I don't think Singaporeans need to be continually reminded of their state-designated "racial" identities. And neither do Singaporeans today deserve to be continually indoctrinated and reminded about the race riots in the 1960s, for it becomes a justification and legitimising reason for certain governmental policies and controls on civil society. History, in this case, is used as chains to shackle the feet of Singaporeans and tie them down to the agenda of the state.

How are Eurasians "formed"/"created" any way? Yes, of half-Caucasian half-Asian parentage. The state acknowledges both halves. But what about a child of a Chinese man and an Indian woman? Does the state recognise the ethnicities of both individuals? Does the racial identity of the woman become symbolically annihilated?

I guess we are still entrenched in this colonialist mentality, wherein we have an imbalanced perspective on Caucasians and Asians.

As we know by, race in Singapore is manufactured by the state. And reading deeper into that, this manufacturing is done with a certain world view and mindset. This is "engineered diversity", all in the name of the economic imperative. I wonder what then will happen to our economy if we did away with the suffocating CMIO classification.

4 comments:

Galven Lee said...

Actually, things are much simpler. I read in the papers before that there are no new 'Eurasians' created post-independence. All 'new' Eurasians must be children and descendants of those who were branded Eurasians at independence. The Eurasian community did constitute a discernible and significant group for a long time in Singapore's history, especially pre-independence.

sweetheart said...

As a child to a Finnish father and a Malay mother, my race as dictated by my student card during primary school was "Others". This was then changed to "Caucasian" when I received my IC at 15.

However I believe to call us "halfies" (which a whole community of other half asian-half caucasian children call ourselves informally) Eurasian OR Caucasian is just a matter of categorization. One can vouch that Caucasians need to be purely of the Aryan race, but goodness knows how many "Caucasians" are purely Caucasian anyways. On the other hand, today's Eurasians call themselves that based on the premise that they are a race that stands on their own, and not merely a result of any Tom, Dick or Harry's impregnation of an Asian woman or any other mixed race child. Then we also have that whole ambiguous Pan-Asian classification, but perhaps that is another debate best saved for another time.

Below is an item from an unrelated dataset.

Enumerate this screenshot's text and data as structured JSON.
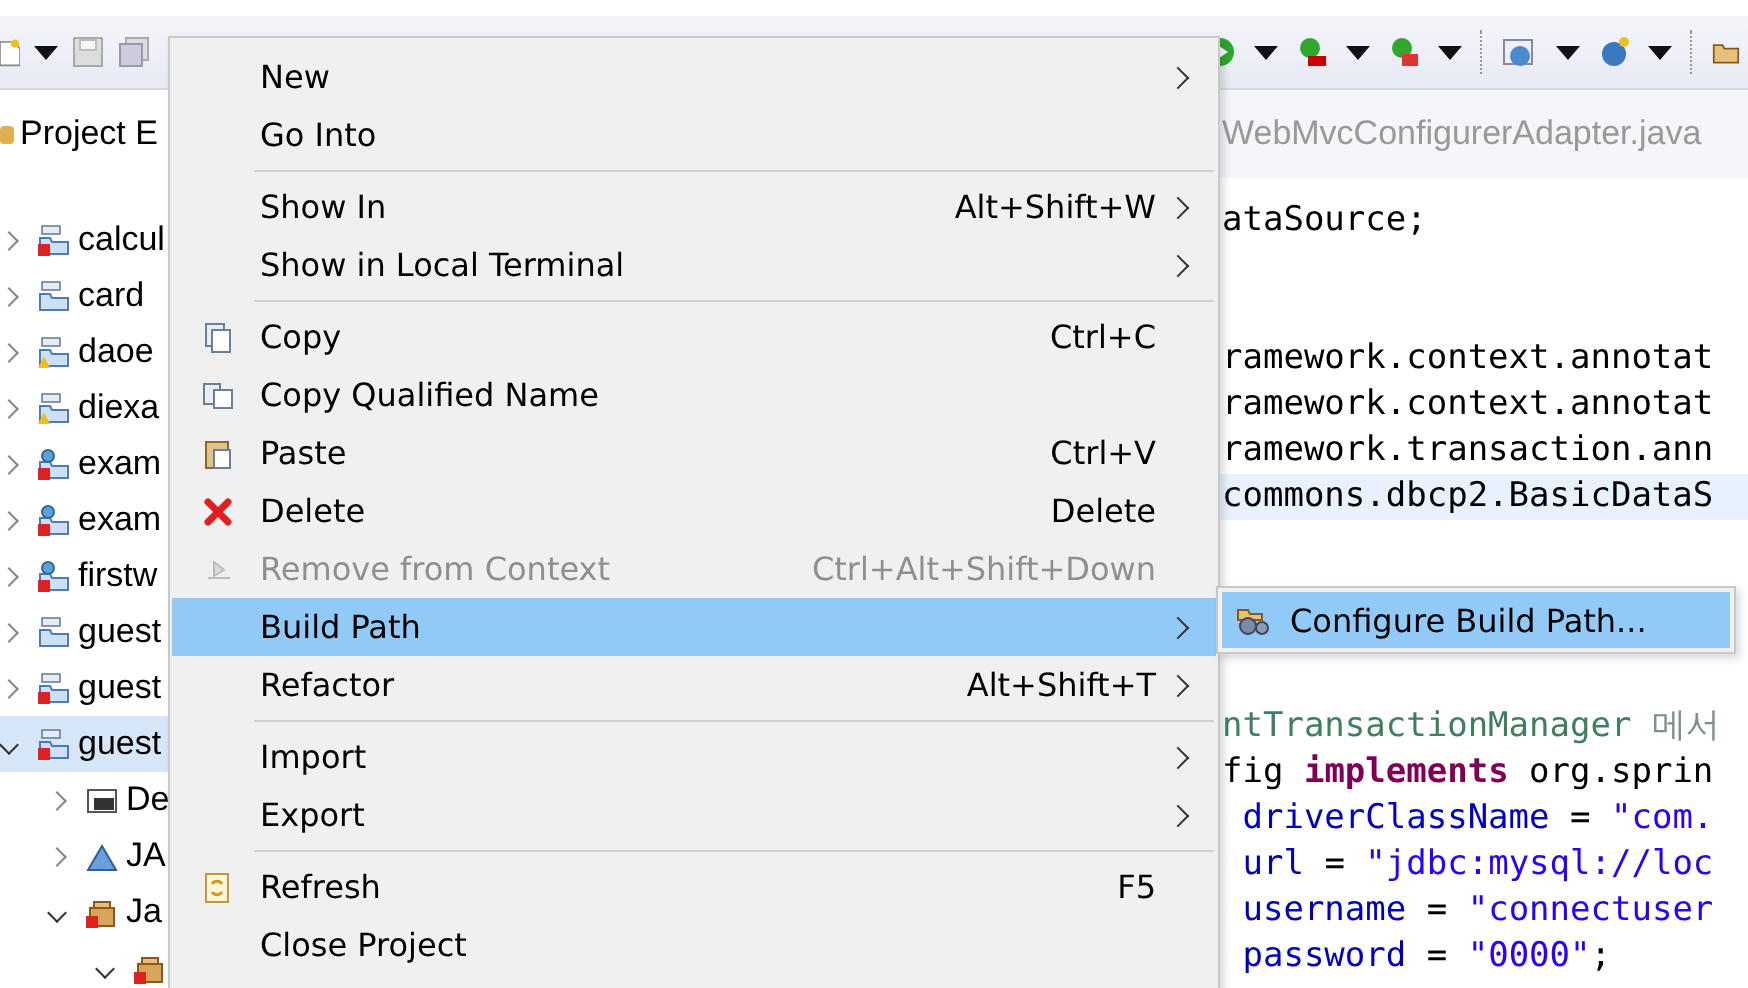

Personally, as a halfie, I don't see what the purpose is in branding someone with a race and perhaps asking/expecting them to conform to the traditions and set notions that one may have of them. While I was in Singapore I was stared at, talked about as the Mat Saleh or the Ang Moh and in some cases taken for a tourist. Now that I have moved to my birth country, people tell me I look nothing like a Caucasian nor do I have the mannerisms or traditions that they have.

At the end of the day, I think we shouldn't be so affected by how other people choose to categorize us, or if we are of a bi-cultural background, how people expect as to act because we "fall into that set classification". I call myself a third culture kid/rainbow child like some of the mixed South Africans do and let it be. It is human nature to try and categorize and rationalize, and for those who can't fit in, we just have to grin and bear it as best we can.

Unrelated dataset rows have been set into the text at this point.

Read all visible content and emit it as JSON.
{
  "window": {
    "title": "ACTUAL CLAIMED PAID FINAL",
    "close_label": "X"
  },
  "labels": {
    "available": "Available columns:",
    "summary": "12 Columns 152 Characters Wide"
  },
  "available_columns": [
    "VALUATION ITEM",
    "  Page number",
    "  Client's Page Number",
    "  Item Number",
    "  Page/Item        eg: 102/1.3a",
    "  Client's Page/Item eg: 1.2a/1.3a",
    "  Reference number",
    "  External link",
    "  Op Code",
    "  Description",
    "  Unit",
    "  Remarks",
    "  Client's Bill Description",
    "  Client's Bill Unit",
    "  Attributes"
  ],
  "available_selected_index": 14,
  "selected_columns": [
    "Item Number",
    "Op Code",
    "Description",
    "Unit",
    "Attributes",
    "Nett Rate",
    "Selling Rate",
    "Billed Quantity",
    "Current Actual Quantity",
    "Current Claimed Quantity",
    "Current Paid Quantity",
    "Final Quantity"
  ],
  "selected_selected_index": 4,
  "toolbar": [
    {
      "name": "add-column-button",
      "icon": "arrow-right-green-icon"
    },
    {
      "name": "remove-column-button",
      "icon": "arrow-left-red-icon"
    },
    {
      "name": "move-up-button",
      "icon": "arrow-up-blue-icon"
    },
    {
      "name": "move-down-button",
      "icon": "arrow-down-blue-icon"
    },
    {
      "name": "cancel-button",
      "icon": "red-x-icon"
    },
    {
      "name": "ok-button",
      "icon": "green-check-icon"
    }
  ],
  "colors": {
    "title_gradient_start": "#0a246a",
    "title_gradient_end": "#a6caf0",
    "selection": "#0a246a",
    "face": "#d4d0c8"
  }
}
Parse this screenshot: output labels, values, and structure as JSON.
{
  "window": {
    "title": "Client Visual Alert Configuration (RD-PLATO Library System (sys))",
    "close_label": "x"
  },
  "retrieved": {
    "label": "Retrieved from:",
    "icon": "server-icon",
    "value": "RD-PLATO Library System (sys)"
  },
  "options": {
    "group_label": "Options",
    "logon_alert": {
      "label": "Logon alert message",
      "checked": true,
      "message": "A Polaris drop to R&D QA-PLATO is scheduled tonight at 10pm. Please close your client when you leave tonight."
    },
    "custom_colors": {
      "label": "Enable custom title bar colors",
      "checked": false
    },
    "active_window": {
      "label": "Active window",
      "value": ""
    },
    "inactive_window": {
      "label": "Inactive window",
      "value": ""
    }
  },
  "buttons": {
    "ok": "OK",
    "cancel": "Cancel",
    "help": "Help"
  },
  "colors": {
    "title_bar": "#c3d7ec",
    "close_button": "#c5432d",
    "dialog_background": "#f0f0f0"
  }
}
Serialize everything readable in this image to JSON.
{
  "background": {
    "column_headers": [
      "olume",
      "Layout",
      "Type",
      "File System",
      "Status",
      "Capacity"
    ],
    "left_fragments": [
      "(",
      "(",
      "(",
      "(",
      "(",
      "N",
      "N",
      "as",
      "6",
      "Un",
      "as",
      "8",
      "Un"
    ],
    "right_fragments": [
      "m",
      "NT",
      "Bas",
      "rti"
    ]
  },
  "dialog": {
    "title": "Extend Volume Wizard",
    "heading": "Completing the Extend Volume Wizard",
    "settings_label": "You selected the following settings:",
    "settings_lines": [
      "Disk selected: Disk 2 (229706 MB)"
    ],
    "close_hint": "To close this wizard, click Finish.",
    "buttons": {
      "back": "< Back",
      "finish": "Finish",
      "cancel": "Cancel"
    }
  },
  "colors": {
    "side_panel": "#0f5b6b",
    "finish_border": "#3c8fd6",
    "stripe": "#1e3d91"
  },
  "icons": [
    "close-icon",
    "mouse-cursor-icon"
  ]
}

Don't know if my comment betrayed my ignorance or the scattered nature of my thoughts that I struggle to put together sometimes. If it did, I humbly apologize and I'd like to say I really enjoy your blog. Wonderful to read, so keep up the good work :)

Lauren said...
This comment has been removed by the author.
Poppy said...

It also depends on how you define Eurasian. The Eurasian community pre-independence can trace its heritage back to Dutch and Portuguese colonialisation of Malaya. So these Eurasians have been in Malaysia since the 15th and 16th centuries. So, for example, my mother is Eurasian and her father is a sixth generation Eurasian and her mother is a fifth generation Eurasian.
There have been various names for them over the years (such as Serani) and the meaning of Eurasian today for people born since independence is different from the Eurasian I am.
Popppy de Souza